The CRA Scam and its Defenders
by Thomas DiLorenzo
Thomas DiLorenzo is professor of economics at Loyola College and a member of the senior faculty of the Mises Institute.
When the CRA was created during the Carter administration, the administration also funded with tax dollars numerous "community groups" that have helped the Fed, the Comptroller of the Currency, and other federal regulatory agencies to enforce the act. Under the CRA, if a bank wants to make virtually any change in its business operations — merging, opening up a new branch, getting into a new line of business — it must first prove to regulators that it has made "enough" loans to the government's preferred borrowers. The (partially) tax-funded "community groups" like ACORN (Association of Community Organizations for Reform Now) can file petitions with regulators that stop the bank's activities in their tracks, perhaps defeating them altogether. The banks routinely buy off ACORN and other "community groups" by giving them millions of dollars as well as promising to make even more dubious loans.
Geee.... there is ACORN again...showing up right in the middle of DC politics... and essentially acting as a government-funded extortionist!
In order to try to diversify the risk of these loans, the Federal Home Loan Mortgage Company ("Freddie Mac") pioneered the "securitization" of bundles of these high-risk loans so that they could be sold on secondary markets. Such "securitization" exploded during the 1990s as a result of government regulation. As Fed Chairman Ben Bernanke himself stated in a March 30, 2007 speech entitled "The Community Reinvestment Act: Its Evolution and New Challenges"Bernanke wrote:Securitization of affordable housing loans expanded, as did the secondary market for these loans, in part reflecting a 1992 law that required the government-sponsored enterprises, Fannie Mae and Freddie Mac, to devote a large percentage of their activities to meeting affordable housing goals.
The government also "streamlined" the regulatory requirements for CRA loans in 1995, allowing — and indeed pressuring — banks to make such loans without the benefit of many traditional credit-worthiness criteria, such as the size of the mortgage payment relative to income, savings history, and even income verification! Instead, the Fed told banks that participation in a credit-counseling program, many of which are federally funded, could be used as "proof" of a low-income applicant's ability to make his mortgage payments. In other words, federal bank regulators required banks to make bad loans based on nonexistent credit standards.
Do you see the connection yet? Banks were essentially being told that their continued development and expansion of their business could (and would) be held hostage unless they loosened their lending rules.

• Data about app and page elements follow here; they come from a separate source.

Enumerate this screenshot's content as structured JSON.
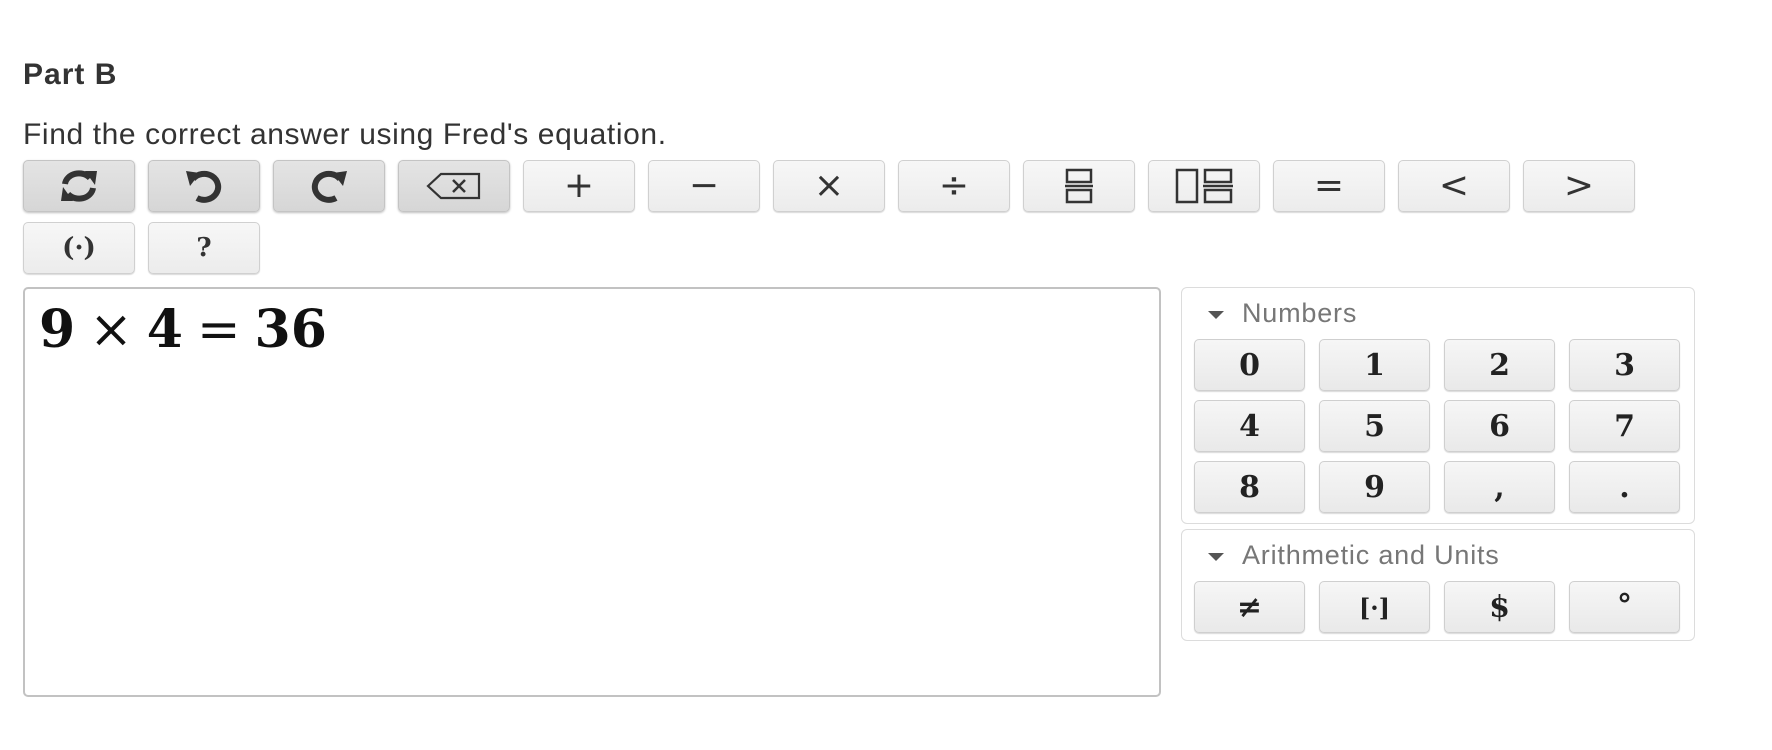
{
  "part": {
    "title": "Part B",
    "prompt": "Find the correct answer using Fred's equation."
  },
  "toolbar": {
    "row1": [
      {
        "name": "reset-button",
        "icon": "refresh-icon",
        "label": "",
        "style": "dark"
      },
      {
        "name": "undo-button",
        "icon": "undo-icon",
        "label": "",
        "style": "dark"
      },
      {
        "name": "redo-button",
        "icon": "redo-icon",
        "label": "",
        "style": "dark"
      },
      {
        "name": "backspace-button",
        "icon": "backspace-icon",
        "label": "",
        "style": "dark"
      },
      {
        "name": "plus-button",
        "icon": "plus-icon",
        "label": "+",
        "style": "light"
      },
      {
        "name": "minus-button",
        "icon": "minus-icon",
        "label": "−",
        "style": "light"
      },
      {
        "name": "times-button",
        "icon": "times-icon",
        "label": "×",
        "style": "light"
      },
      {
        "name": "divide-button",
        "icon": "divide-icon",
        "label": "÷",
        "style": "light"
      },
      {
        "name": "fraction-button",
        "icon": "fraction-icon",
        "label": "",
        "style": "light"
      },
      {
        "name": "mixed-number-button",
        "icon": "mixed-number-icon",
        "label": "",
        "style": "light"
      },
      {
        "name": "equals-button",
        "icon": "equals-icon",
        "label": "=",
        "style": "light"
      },
      {
        "name": "less-than-button",
        "icon": "less-than-icon",
        "label": "<",
        "style": "light"
      },
      {
        "name": "greater-than-button",
        "icon": "greater-than-icon",
        "label": ">",
        "style": "light"
      }
    ],
    "row2": [
      {
        "name": "parentheses-button",
        "icon": "parentheses-icon",
        "label": "(·)",
        "style": "light"
      },
      {
        "name": "help-button",
        "icon": "help-icon",
        "label": "?",
        "style": "light"
      }
    ]
  },
  "editor": {
    "expression": {
      "left": "9",
      "op1": "×",
      "right": "4",
      "op2": "=",
      "result": "36"
    }
  },
  "keypad": {
    "numbers": {
      "title": "Numbers",
      "keys": [
        "0",
        "1",
        "2",
        "3",
        "4",
        "5",
        "6",
        "7",
        "8",
        "9",
        ",",
        "."
      ]
    },
    "arithmetic": {
      "title": "Arithmetic and Units",
      "keys": [
        "≠",
        "[·]",
        "$",
        "°"
      ]
    }
  }
}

And then we have the story of the "model citizen lender" Countrywide:
In his April 26 New York Post article on the CRA entitled "The Real Scandal," Professor Liebowitz explains how the government's Fannie Mae Foundation singled out one bank in particular as the role model for all other banks in America in terms of its commitment to CRA lending: Countrywide, the nation's largest mortgage lender, had committed to $600 billion in low-income or "subprime" loans as of 2003. Today, Countrywide is essentially bankrupted and has been merged with Bank of America.
We loved Countrywide right up until the time it could no longer do business...
The myth that the CRA would not be harmful to bank-industry profits was hidden for years by the Fed-created housing bubble, which allowed for easy refinancing of all the bad debt. "[The] CRA increased lending and homeownership in poor communities without undermining banks' profitability," Robert Gordon proudly proclaims. But now that the bubble has burst, all those unqualified borrowers — whom the government calls "subprime," as though their credit ratings are only a tiny, tiny smidgen below "prime" borrowers with the very best credit ratings — are defaulting on their mortgages in droves.
Bank profitability has been extremely "undermined," to put it mildly. The bursting of the Fed-generated housing bubble is the reason why the CRA scam was not exposed until now, despite having been in operation for some thirty years.
The sad thing is... those liberals who presided over this (prior to the Republican controlled Congress taking over on Bill Clinton's second election win) are the ones now pushing for more taxpayer money to shore-up the problem they helped create by leaning on banks. You know, Senator Dodd and Representative Frank.... those who also received large benefits from Fannie and Freddie!